DATA PROVIDED:
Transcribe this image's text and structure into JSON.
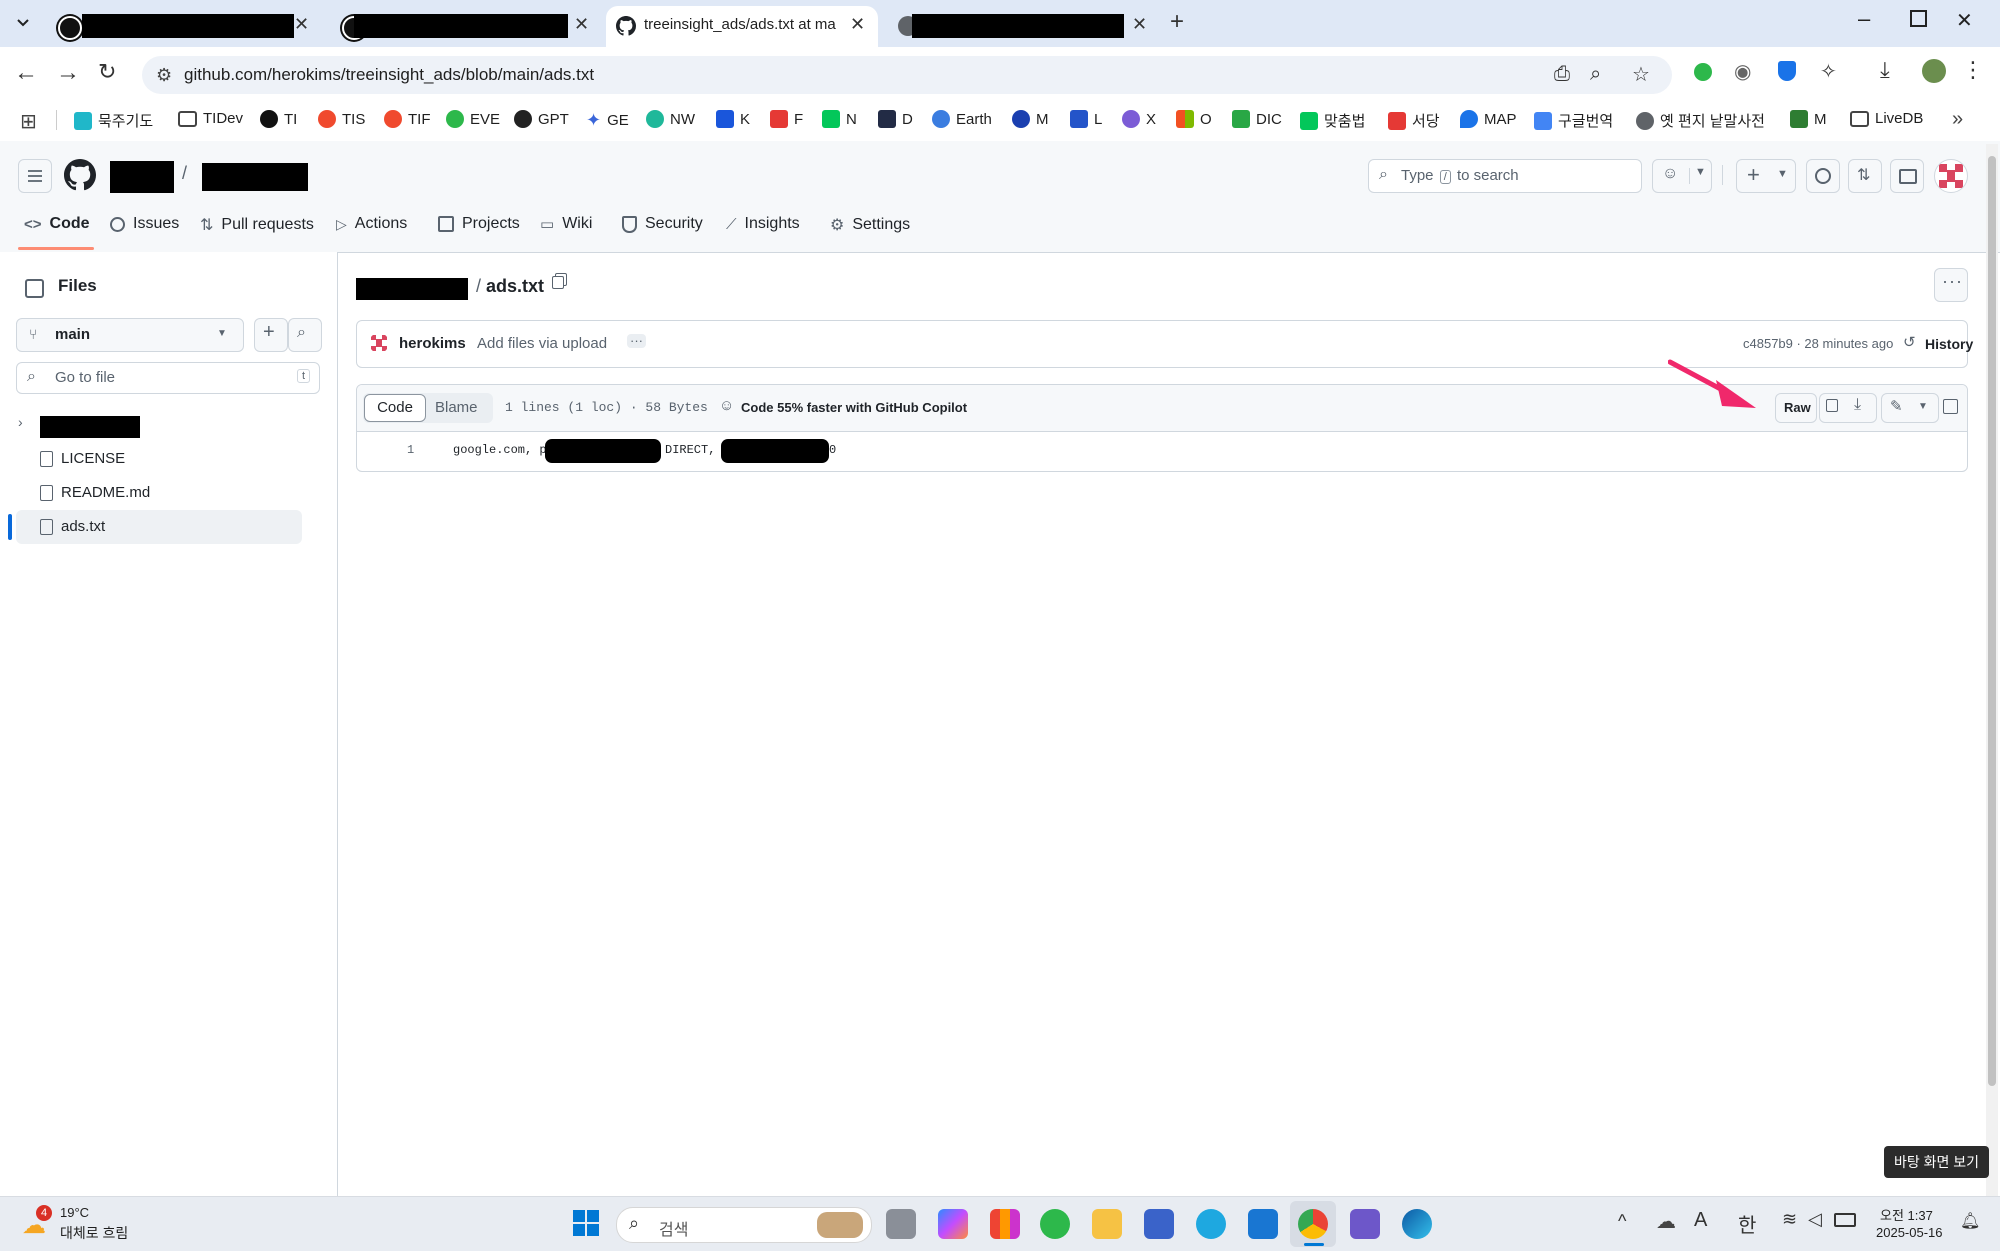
{
  "browser": {
    "tabs": [
      {
        "title": "",
        "redacted": true
      },
      {
        "title": "",
        "redacted": true
      },
      {
        "title": "treeinsight_ads/ads.txt at main",
        "active": true
      },
      {
        "title": "",
        "redacted": true
      }
    ],
    "new_tab": "+",
    "url": "github.com/herokims/treeinsight_ads/blob/main/ads.txt",
    "bookmarks": [
      "묵주기도",
      "TIDev",
      "TI",
      "TIS",
      "TIF",
      "EVE",
      "GPT",
      "GE",
      "NW",
      "K",
      "F",
      "N",
      "D",
      "Earth",
      "M",
      "L",
      "X",
      "O",
      "DIC",
      "맞춤법",
      "서당",
      "MAP",
      "구글번역",
      "옛 편지 낱말사전",
      "M",
      "LiveDB"
    ]
  },
  "github": {
    "breadcrumb_sep": "/",
    "search_placeholder_pre": "Type",
    "search_key": "/",
    "search_placeholder_post": "to search",
    "nav_tabs": [
      "Code",
      "Issues",
      "Pull requests",
      "Actions",
      "Projects",
      "Wiki",
      "Security",
      "Insights",
      "Settings"
    ]
  },
  "sidebar": {
    "title": "Files",
    "branch": "main",
    "goto_placeholder": "Go to file",
    "goto_shortcut": "t",
    "files": [
      "LICENSE",
      "README.md",
      "ads.txt"
    ],
    "selected_file": "ads.txt"
  },
  "file": {
    "path_sep": "/",
    "name": "ads.txt",
    "commit_author": "herokims",
    "commit_message": "Add files via upload",
    "commit_meta": "c4857b9 · 28 minutes ago",
    "history_label": "History",
    "view_tabs": [
      "Code",
      "Blame"
    ],
    "stats": "1 lines (1 loc) · 58 Bytes",
    "copilot_text": "Code 55% faster with GitHub Copilot",
    "raw_label": "Raw",
    "line_number": "1",
    "line_part1": "google.com, pub-4",
    "line_part2": "DIRECT,",
    "line_part3": "0"
  },
  "taskbar": {
    "weather_badge": "4",
    "temperature": "19°C",
    "weather_desc": "대체로 흐림",
    "search_label": "검색",
    "ime_a": "A",
    "ime_han": "한",
    "time": "오전 1:37",
    "date": "2025-05-16",
    "tooltip": "바탕 화면 보기"
  },
  "colors": {
    "tabbar": "#dfe8f6",
    "accent_orange": "#fd8c73",
    "arrow": "#f0286b",
    "link_blue": "#0969da"
  }
}
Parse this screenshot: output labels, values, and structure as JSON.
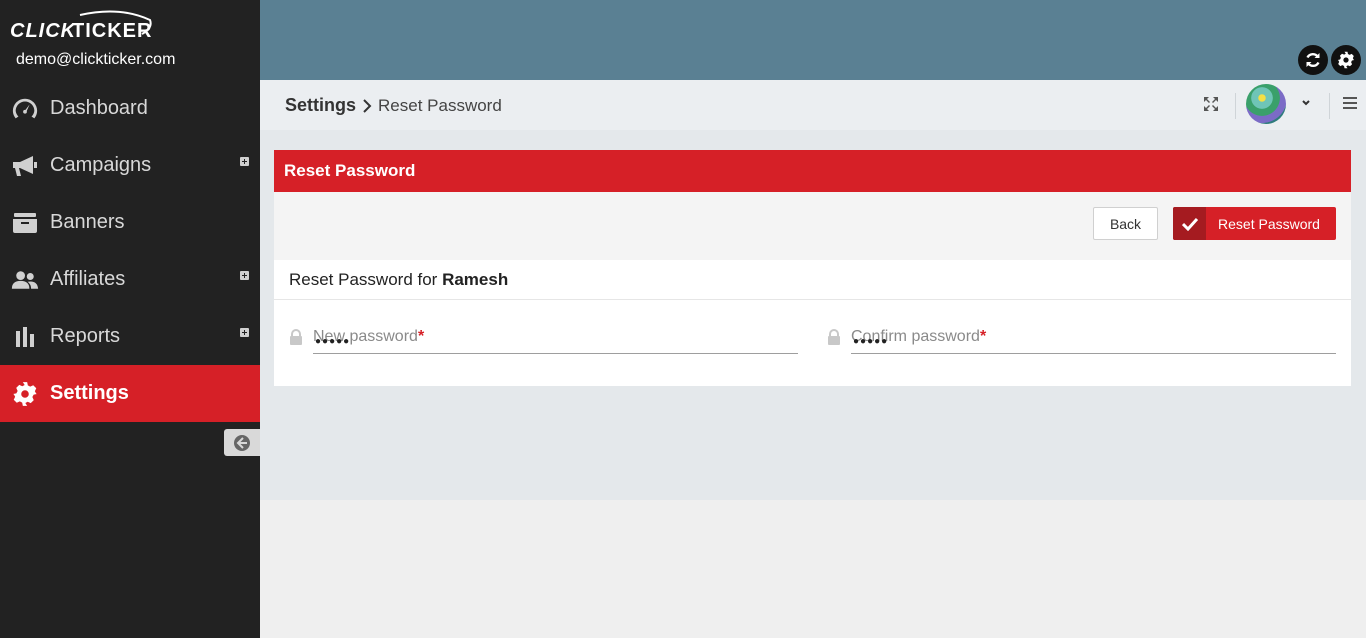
{
  "app": {
    "logo_text": "CLICK TICKER",
    "user_email": "demo@clickticker.com"
  },
  "sidebar": {
    "items": [
      {
        "label": "Dashboard",
        "icon": "dashboard-icon",
        "expandable": false,
        "active": false
      },
      {
        "label": "Campaigns",
        "icon": "megaphone-icon",
        "expandable": true,
        "active": false
      },
      {
        "label": "Banners",
        "icon": "archive-icon",
        "expandable": false,
        "active": false
      },
      {
        "label": "Affiliates",
        "icon": "users-icon",
        "expandable": true,
        "active": false
      },
      {
        "label": "Reports",
        "icon": "bar-chart-icon",
        "expandable": true,
        "active": false
      },
      {
        "label": "Settings",
        "icon": "gear-icon",
        "expandable": false,
        "active": true
      }
    ]
  },
  "breadcrumb": {
    "parent": "Settings",
    "current": "Reset Password"
  },
  "panel": {
    "title": "Reset Password",
    "back_label": "Back",
    "submit_label": "Reset Password",
    "form_title_prefix": "Reset Password for",
    "form_title_user": "Ramesh"
  },
  "fields": {
    "new_password": {
      "placeholder": "New password",
      "required_mark": "*",
      "masked_value": "●●●●●"
    },
    "confirm_password": {
      "placeholder": "Confirm password",
      "required_mark": "*",
      "masked_value": "●●●●●"
    }
  },
  "colors": {
    "accent": "#d62027",
    "sidebar_bg": "#222222",
    "topbar_bg": "#5a8093"
  }
}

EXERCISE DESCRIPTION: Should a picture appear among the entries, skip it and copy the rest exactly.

ANSWER FOR THIS EXERCISE:
Transcribe this image's text and structure into JSON.
{
  "browser": {
    "tabs": [
      {
        "title": "",
        "redacted": true
      },
      {
        "title": "",
        "redacted": true
      },
      {
        "title": "treeinsight_ads/ads.txt at main",
        "active": true
      },
      {
        "title": "",
        "redacted": true
      }
    ],
    "new_tab": "+",
    "url": "github.com/herokims/treeinsight_ads/blob/main/ads.txt",
    "bookmarks": [
      "묵주기도",
      "TIDev",
      "TI",
      "TIS",
      "TIF",
      "EVE",
      "GPT",
      "GE",
      "NW",
      "K",
      "F",
      "N",
      "D",
      "Earth",
      "M",
      "L",
      "X",
      "O",
      "DIC",
      "맞춤법",
      "서당",
      "MAP",
      "구글번역",
      "옛 편지 낱말사전",
      "M",
      "LiveDB"
    ]
  },
  "github": {
    "breadcrumb_sep": "/",
    "search_placeholder_pre": "Type",
    "search_key": "/",
    "search_placeholder_post": "to search",
    "nav_tabs": [
      "Code",
      "Issues",
      "Pull requests",
      "Actions",
      "Projects",
      "Wiki",
      "Security",
      "Insights",
      "Settings"
    ]
  },
  "sidebar": {
    "title": "Files",
    "branch": "main",
    "goto_placeholder": "Go to file",
    "goto_shortcut": "t",
    "files": [
      "LICENSE",
      "README.md",
      "ads.txt"
    ],
    "selected_file": "ads.txt"
  },
  "file": {
    "path_sep": "/",
    "name": "ads.txt",
    "commit_author": "herokims",
    "commit_message": "Add files via upload",
    "commit_meta": "c4857b9 · 28 minutes ago",
    "history_label": "History",
    "view_tabs": [
      "Code",
      "Blame"
    ],
    "stats": "1 lines (1 loc) · 58 Bytes",
    "copilot_text": "Code 55% faster with GitHub Copilot",
    "raw_label": "Raw",
    "line_number": "1",
    "line_part1": "google.com, pub-4",
    "line_part2": "DIRECT,",
    "line_part3": "0"
  },
  "taskbar": {
    "weather_badge": "4",
    "temperature": "19°C",
    "weather_desc": "대체로 흐림",
    "search_label": "검색",
    "ime_a": "A",
    "ime_han": "한",
    "time": "오전 1:37",
    "date": "2025-05-16",
    "tooltip": "바탕 화면 보기"
  },
  "colors": {
    "tabbar": "#dfe8f6",
    "accent_orange": "#fd8c73",
    "arrow": "#f0286b",
    "link_blue": "#0969da"
  }
}
Parse this screenshot: output labels, values, and structure as JSON.
{
  "app": {
    "logo_text": "CLICK TICKER",
    "user_email": "demo@clickticker.com"
  },
  "sidebar": {
    "items": [
      {
        "label": "Dashboard",
        "icon": "dashboard-icon",
        "expandable": false,
        "active": false
      },
      {
        "label": "Campaigns",
        "icon": "megaphone-icon",
        "expandable": true,
        "active": false
      },
      {
        "label": "Banners",
        "icon": "archive-icon",
        "expandable": false,
        "active": false
      },
      {
        "label": "Affiliates",
        "icon": "users-icon",
        "expandable": true,
        "active": false
      },
      {
        "label": "Reports",
        "icon": "bar-chart-icon",
        "expandable": true,
        "active": false
      },
      {
        "label": "Settings",
        "icon": "gear-icon",
        "expandable": false,
        "active": true
      }
    ]
  },
  "breadcrumb": {
    "parent": "Settings",
    "current": "Reset Password"
  },
  "panel": {
    "title": "Reset Password",
    "back_label": "Back",
    "submit_label": "Reset Password",
    "form_title_prefix": "Reset Password for",
    "form_title_user": "Ramesh"
  },
  "fields": {
    "new_password": {
      "placeholder": "New password",
      "required_mark": "*",
      "masked_value": "●●●●●"
    },
    "confirm_password": {
      "placeholder": "Confirm password",
      "required_mark": "*",
      "masked_value": "●●●●●"
    }
  },
  "colors": {
    "accent": "#d62027",
    "sidebar_bg": "#222222",
    "topbar_bg": "#5a8093"
  }
}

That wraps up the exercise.